What Is A Montana Flume

flume with wing walls

Montana flumes are among the most popular types of flume designs on the market thanks to their small size and easy installation. If you’re looking for a flume for your flow channel, be sure to consider the Montana flume. It’s only applicable in certain situations, but when it fits, it can make the entire flow measurement process significantly easier. Learn all about the Montana flume and discover its benefits and drawbacks.

Montana Flume Basics

Montana flumes are among the more simplistic flume designs available. You can think of them as a shortened version of a Parshall flume but with the throat and discharge sections absent, leaving just the primary approach section. These flumes tend to look like triangles, though there are some design modifications that you can opt for instead.
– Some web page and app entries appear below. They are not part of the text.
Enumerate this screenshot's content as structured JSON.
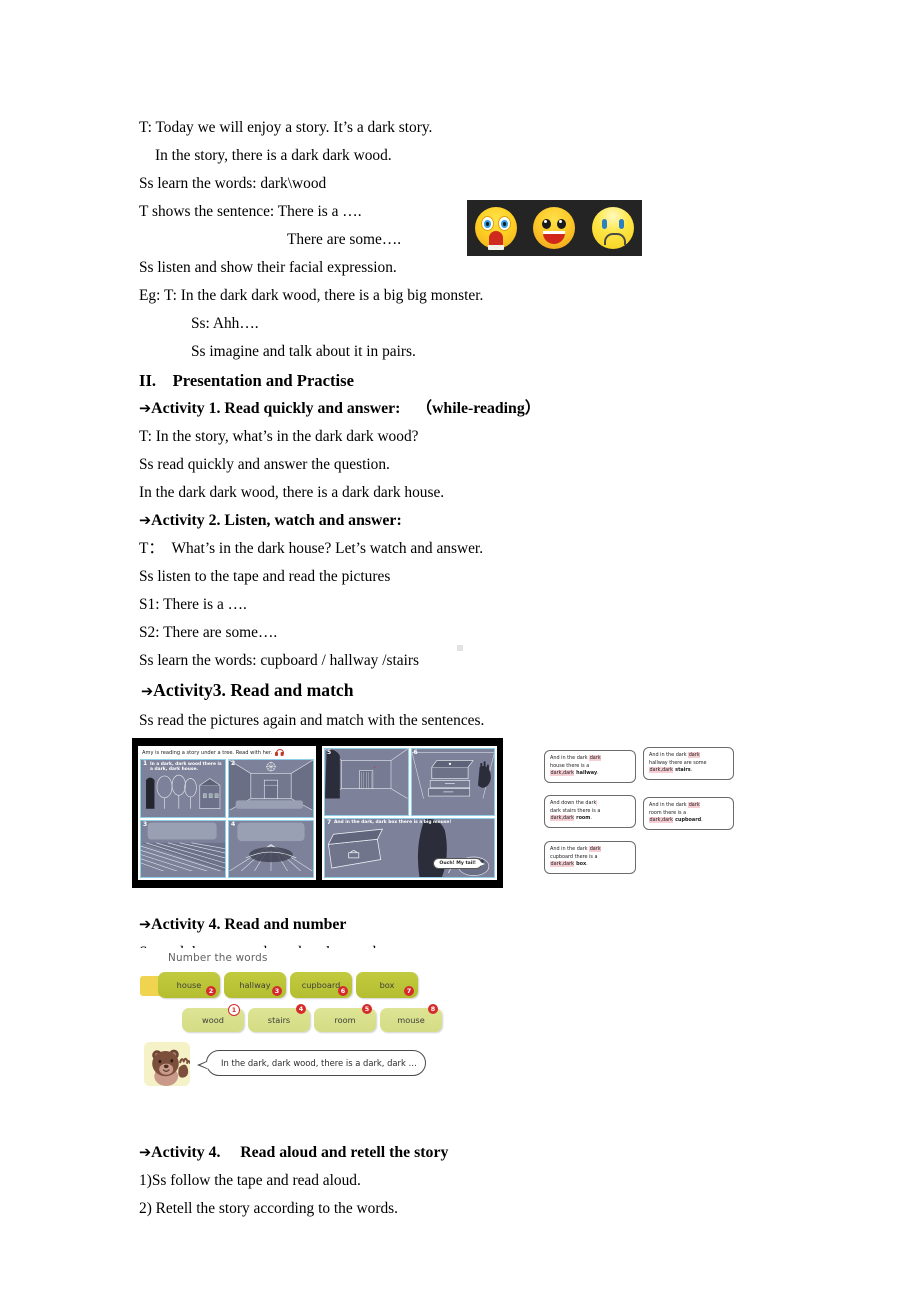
{
  "document": {
    "lines": [
      {
        "id": "l1",
        "text": "T: Today we will enjoy a story. It’s a dark story.",
        "indent": 0
      },
      {
        "id": "l2",
        "text": "In the story, there is a dark dark wood.",
        "indent": 1
      },
      {
        "id": "l3",
        "text": "Ss learn the words: dark\\wood",
        "indent": 0
      },
      {
        "id": "l4",
        "text": "T shows the sentence: There is a ….",
        "indent": 0
      },
      {
        "id": "l5",
        "text": "There are some….",
        "indent": 3
      },
      {
        "id": "l6",
        "text": "Ss listen and show their facial expression.",
        "indent": 0
      },
      {
        "id": "l7",
        "text": "Eg: T: In the dark dark wood, there is a big big monster.",
        "indent": 0
      },
      {
        "id": "l8",
        "text": "Ss: Ahh….",
        "indent": 2
      },
      {
        "id": "l9",
        "text": "Ss imagine and talk about it in pairs.",
        "indent": 2
      }
    ],
    "section_heading": "II. Presentation and Practise",
    "activity1": {
      "arrow": "➔",
      "heading": "Activity 1. Read quickly and answer: （while-reading）",
      "lines": [
        "T: In the story, what’s in the dark dark wood?",
        "Ss read quickly and answer the question.",
        "In the dark dark wood, there is a dark dark house."
      ]
    },
    "activity2": {
      "arrow": "➔",
      "heading": "Activity 2. Listen, watch and answer:",
      "lines": [
        "T： What’s in the dark house? Let’s watch and answer.",
        "Ss listen to the tape and read the pictures",
        "S1: There is a ….",
        "S2: There are some….",
        "Ss learn the words: cupboard / hallway /stairs"
      ]
    },
    "activity3": {
      "arrow": "➔",
      "heading": "Activity3. Read and match",
      "lines": [
        "Ss read the pictures again and match with the sentences."
      ]
    },
    "activity4a": {
      "arrow": "➔",
      "heading": "Activity 4. Read and number",
      "lines": [
        "Ss read the story and number the words."
      ]
    },
    "activity4b": {
      "arrow": "➔",
      "heading": "Activity 4.  Read aloud and retell the story",
      "lines": [
        "1)Ss follow the tape and read aloud.",
        "2) Retell the story according to the words."
      ]
    }
  },
  "emoji_strip": {
    "background": "#242424",
    "faces": [
      {
        "name": "screaming-face",
        "label": "screaming face"
      },
      {
        "name": "grinning-face",
        "label": "grinning face"
      },
      {
        "name": "confused-face",
        "label": "confused face"
      }
    ]
  },
  "comic": {
    "caption": "Amy is reading a story under a tree. Read with her.",
    "panels": [
      {
        "number": "1",
        "caption": "In a dark, dark wood there is a dark, dark house."
      },
      {
        "number": "2",
        "caption": ""
      },
      {
        "number": "3",
        "caption": ""
      },
      {
        "number": "4",
        "caption": ""
      },
      {
        "number": "5",
        "caption": ""
      },
      {
        "number": "6",
        "caption": ""
      },
      {
        "number": "7",
        "caption": "And in the dark, dark box there is a big mouse!"
      }
    ],
    "speech_bubble": "Ouch! My tail!"
  },
  "sentence_cards": [
    {
      "id": "card1",
      "l1_a": "And in the dark ",
      "l1_hl": "dark",
      "l2": "house there is a",
      "l3_hl": "dark,dark",
      "l3_bold": " hallway",
      "l3_end": "."
    },
    {
      "id": "card2",
      "l1_a": "And in the dark ",
      "l1_hl": "dark",
      "l2": "hallway there are some",
      "l3_hl": "dark,dark",
      "l3_bold": " stairs",
      "l3_end": "."
    },
    {
      "id": "card3",
      "l1_a": "And down the dark",
      "l1_hl": "",
      "l2": "dark stairs there is a",
      "l3_hl": "dark,dark",
      "l3_bold": " room",
      "l3_end": "."
    },
    {
      "id": "card4",
      "l1_a": "And in the dark ",
      "l1_hl": "dark",
      "l2": "room there is a",
      "l3_hl": "dark,dark",
      "l3_bold": " cupboard",
      "l3_end": "."
    },
    {
      "id": "card5",
      "l1_a": "And in the dark ",
      "l1_hl": "dark",
      "l2": "cupboard there is a",
      "l3_hl": "dark,dark",
      "l3_bold": " box",
      "l3_end": "."
    }
  ],
  "number_words": {
    "title": "Number the words",
    "row1": [
      {
        "word": "house",
        "number": "2"
      },
      {
        "word": "hallway",
        "number": "3"
      },
      {
        "word": "cupboard",
        "number": "6"
      },
      {
        "word": "box",
        "number": "7"
      }
    ],
    "row2": [
      {
        "word": "wood",
        "number": "1"
      },
      {
        "word": "stairs",
        "number": "4"
      },
      {
        "word": "room",
        "number": "5"
      },
      {
        "word": "mouse",
        "number": "8"
      }
    ],
    "speech": "In the dark, dark wood, there is a dark, dark …",
    "colors": {
      "row1_chip": "#b4be30",
      "row2_chip": "#d4dc84",
      "badge": "#d62b2b",
      "tab": "#f0d44f"
    }
  }
}
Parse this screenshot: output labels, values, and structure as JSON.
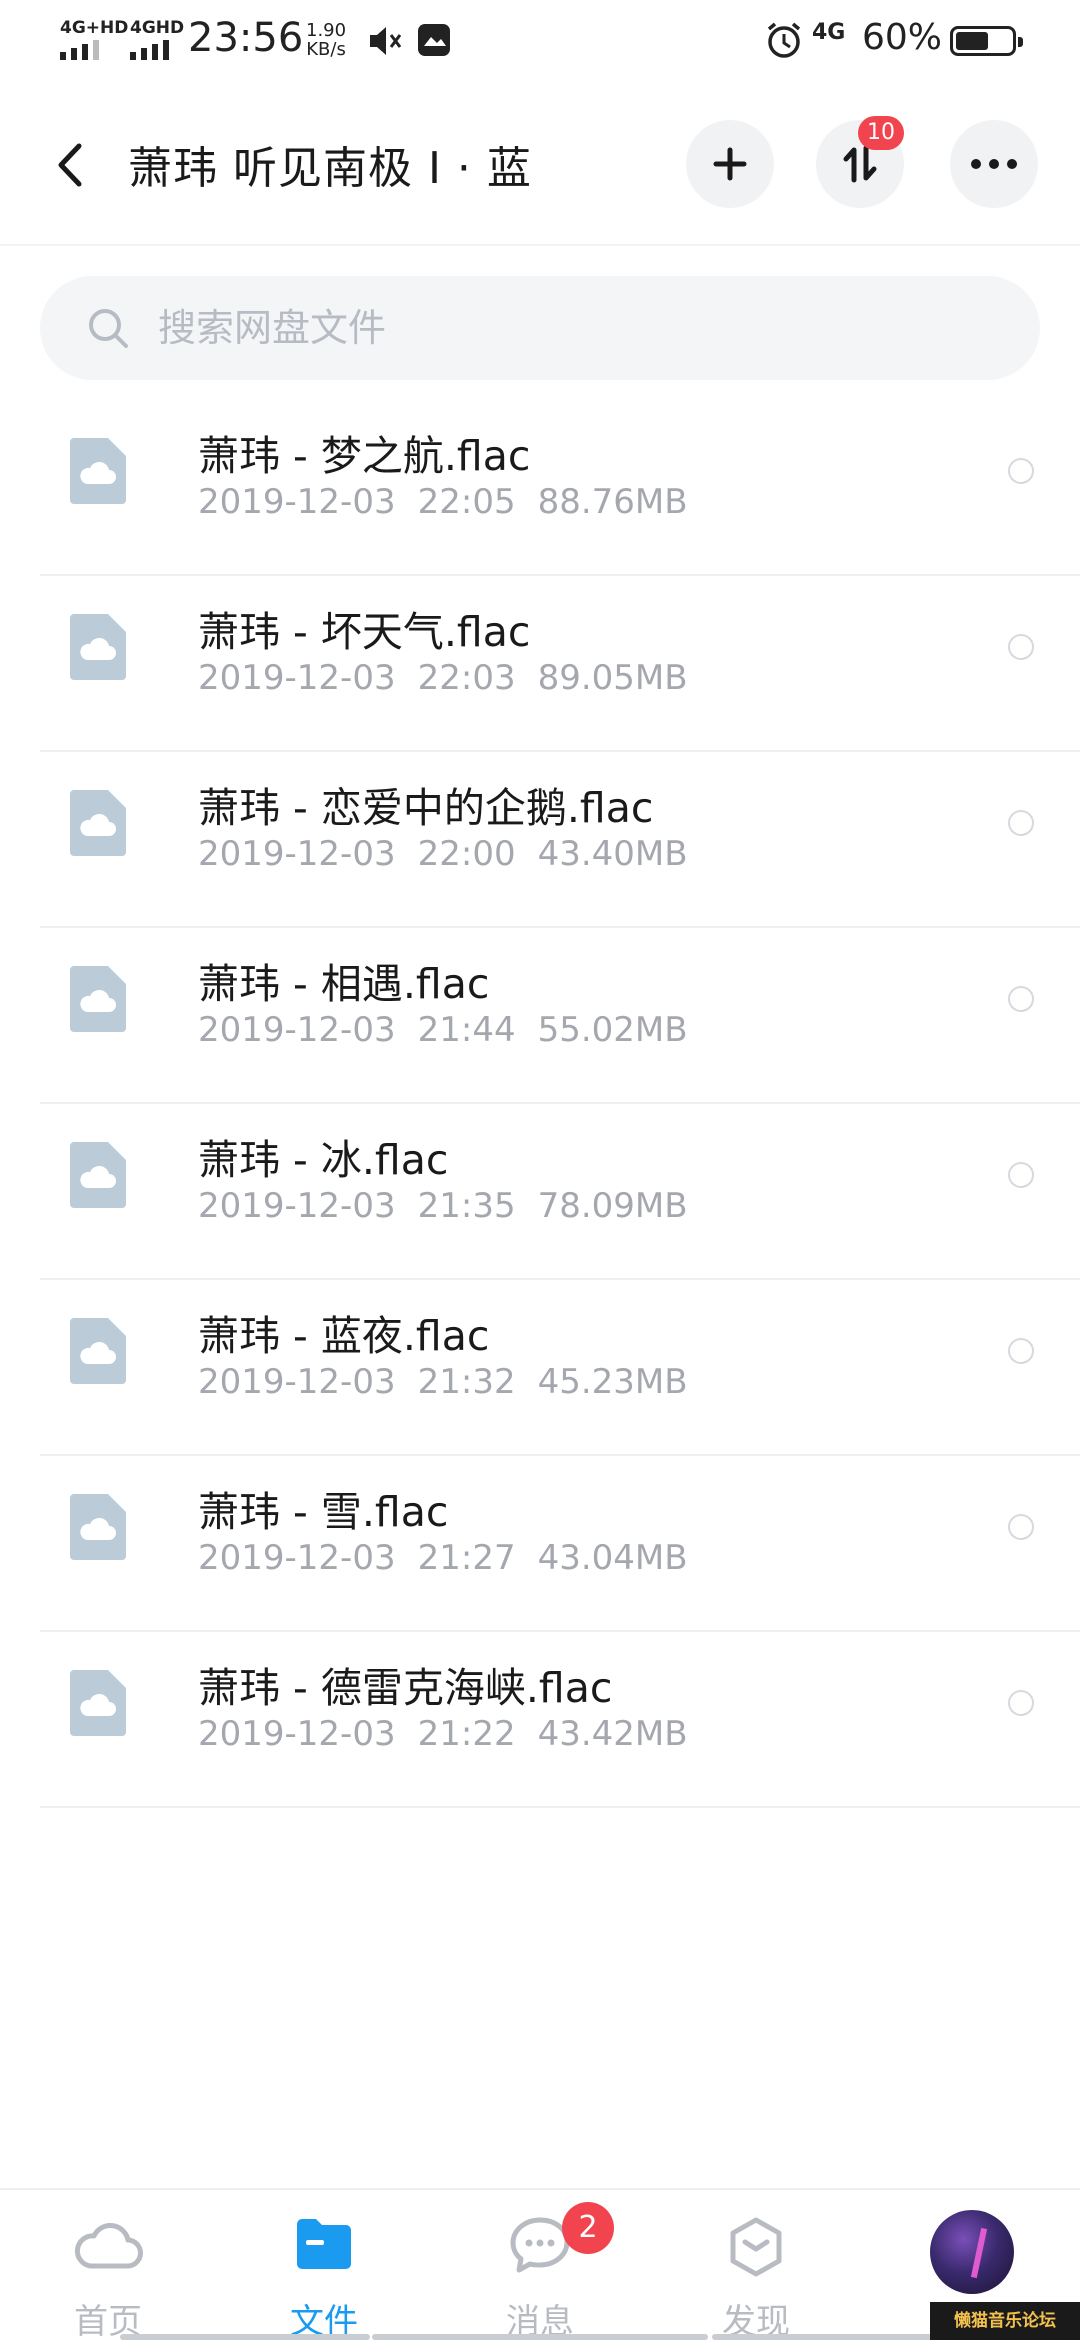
{
  "status_bar": {
    "net1": "4G+HD",
    "net2": "4GHD",
    "time": "23:56",
    "speed_value": "1.90",
    "speed_unit": "KB/s",
    "data_net": "4G",
    "battery_pct": "60%",
    "battery_level": 0.6,
    "icons": [
      "mute-icon",
      "message-icon",
      "alarm-icon",
      "battery-icon"
    ]
  },
  "header": {
    "title": "萧玮  听见南极 I · 蓝",
    "transfer_badge": "10"
  },
  "search": {
    "placeholder": "搜索网盘文件"
  },
  "files": [
    {
      "name": "萧玮 - 梦之航.flac",
      "date": "2019-12-03",
      "time": "22:05",
      "size": "88.76MB"
    },
    {
      "name": "萧玮 - 坏天气.flac",
      "date": "2019-12-03",
      "time": "22:03",
      "size": "89.05MB"
    },
    {
      "name": "萧玮 - 恋爱中的企鹅.flac",
      "date": "2019-12-03",
      "time": "22:00",
      "size": "43.40MB"
    },
    {
      "name": "萧玮 - 相遇.flac",
      "date": "2019-12-03",
      "time": "21:44",
      "size": "55.02MB"
    },
    {
      "name": "萧玮 - 冰.flac",
      "date": "2019-12-03",
      "time": "21:35",
      "size": "78.09MB"
    },
    {
      "name": "萧玮 - 蓝夜.flac",
      "date": "2019-12-03",
      "time": "21:32",
      "size": "45.23MB"
    },
    {
      "name": "萧玮 - 雪.flac",
      "date": "2019-12-03",
      "time": "21:27",
      "size": "43.04MB"
    },
    {
      "name": "萧玮 - 德雷克海峡.flac",
      "date": "2019-12-03",
      "time": "21:22",
      "size": "43.42MB"
    }
  ],
  "bottom_nav": {
    "tabs": [
      {
        "label": "首页",
        "icon": "cloud-icon"
      },
      {
        "label": "文件",
        "icon": "folder-icon"
      },
      {
        "label": "消息",
        "icon": "chat-icon"
      },
      {
        "label": "发现",
        "icon": "discover-icon"
      }
    ],
    "message_badge": "2"
  },
  "watermark": "懒猫音乐论坛",
  "colors": {
    "accent": "#1a9bf0",
    "badge": "#f2444f",
    "file_icon": "#bccbd8",
    "inactive": "#b8bcc2"
  }
}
It’s important to recognize that a Montana flume is not a short-section Parshall flume. A short-section Parshall is a Parshall flume with the discharge section removed, while a Montana flume is a Parshall flume that’s missing both the discharge section and the throat. Montana flumes can be implemented in a wide variety of applications, including sanitary flows, irrigation studies and seepage monitoring.

Montana Flume Advantages

When using the Montana flume, there are several distinct advantages you can enjoy. First, you won’t have to use any different equations to calculate the flow rate compared with what you’d use for a full-size Parshall flume. All the equations and tables are the same. Additionally, Montana flumes are still compatible with Parshall inlet end adapters, with some Montana flumes even coming with them.

Montana flumes are relatively small in size, and that alone brings several notable advantages. You’ll need less overall space for installation, and they’re relatively lightweight. These factors make installation a breeze, which is only enhanced further by Montana flumes always having flat bottoms. With their ease of fabrication and lack of extensive labor, Montana flumes are among the most affordable wastewater solutions available.

Montana Flume Disadvantages

Not everything about the Montana flume is an advantage. The primary drawback is that Montana flumes have no way to deal with submergence. Not only will submergence throw off all your measurements, but it could render the flume entirely useless. It’s tough to control submergence as well because there’s no discharge end adapter for flow collection.

With these submergence limitations, Montana flumes can only be installed in flow channels with free-spilling discharge. To be clear, this free-spilling discharge requirement must be consistent at all times. If your flow channel has changing conditions over time, you may find yourself with a useless flume in some conditions.

Montana Flumes From Tracom

If you’re looking to get your hands on a Montana flume, Tracom is happy to help. We have a wide selection of flumes available, or you can work with our team to design a custom fiberglass flume that will fit your flow channel conditions perfectly. Contact us today to get started.